A Secret Service agent shamed the United States after a wild night of babes and booze that ended in an argument with a Colombian hooker over as little as $47.
One of 11 elite agents assigned to ensure President Obama’s protection at a summit meeting in Cartagena, Colombia, was busted after his lady of the evening refused to leave his hotel room in the morning without her fee.
That woman was one of 11 hookers hired by the agents — and the only one who hadn’t left Cartagena’s swank Hotel Caribe, where White House staffers, members of the press and dignitaries are staying during the Summit of the Americas meeting, sources said.
A hotel employee told The Associated Press that agents arrived at the beachfront hotel a week ago and drank heavily during their stay.
Prostitution is legal in much of Colombia inside “tolerance zones” controlled by police. The going rate for hookers in Cartagena is around $47, according to Colombian TV.
The trouble began for the Secret Service after the agents’ night of carousing, when a hotel employee noticed a hooker’s ID was still at the front desk at 7 a.m., in violation of hotel policy on overnight guests, King said.
The manager went to the agent’s room where the woman had spent the night and saw the two inside arguing, King said.
“She said the agent owed her money,” King said. “He said he didn’t have to pay her.”
OTOH, if you want a good explanation why this isn’t funny, read this via Violet Socks:
A volatile country, if anything. A colorful country. Colombia is attracting increasing numbers of tourists as well, as the World Tourism Organization, which is having its November 2007 conference in Colombia, can attest. And underneath it all, in the shadows of the cartels, the syndicates, the beauty and the wars, are more than 1 million girl-children earning a living by selling their bodies.

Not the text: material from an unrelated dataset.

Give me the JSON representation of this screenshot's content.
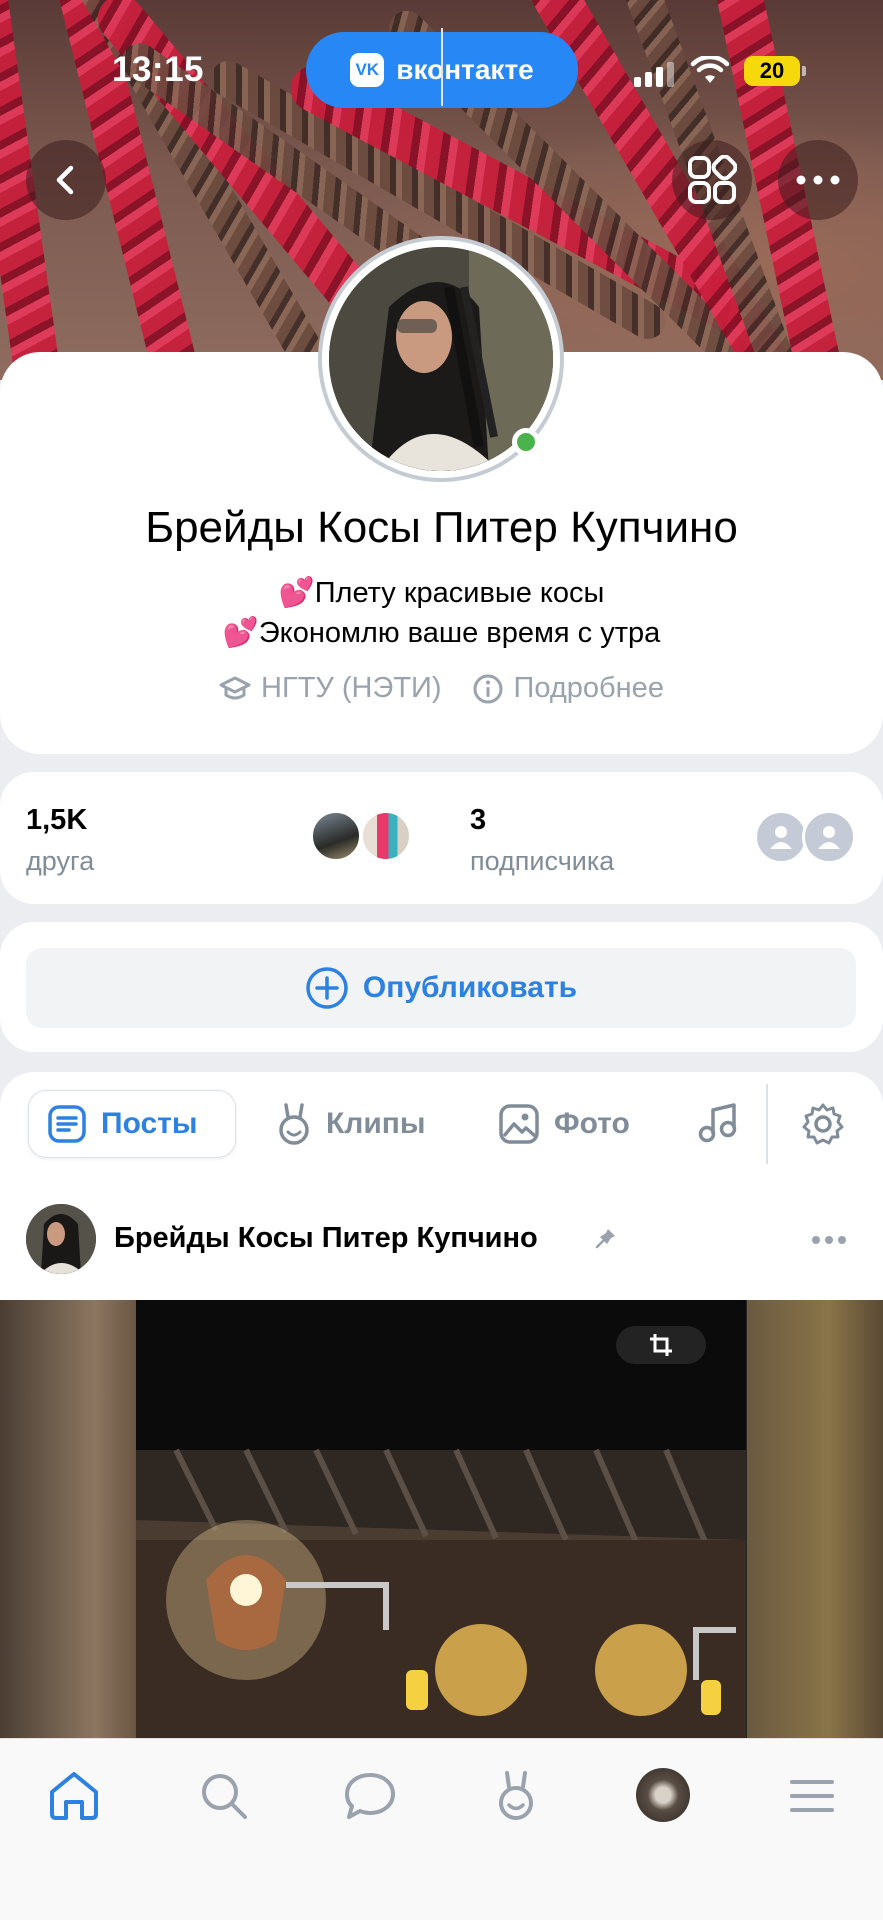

Children become prostitutes for a variety of reasons. Poverty is often at the core: families prostitute out their girls in order to have enough income to survive; others sell their children to brothels and trade networks for the same reason. Other children independently flee abusive domestic situations for the promise of a better life and find themselves in the sex industry; still others were soldiers or otherwise affected by one of Colombia’s wars and, now displaced, find themselves with few options for surviving. Still others are kidnapped, or refugees from other regions.
Prostitution takes on different guises here. Some children end up in local brothels; others are placed into regional and international prostitution trade networks. These networks are often run by bigger syndicates also involved in narcotics, weapons, and counterfeiting. Children may be traded to neighboring countries like Venezuela, or to markets in countries as distant as Spain or Germany.
Personally, I’ve never understood why porn is legal but prostitution isn’t.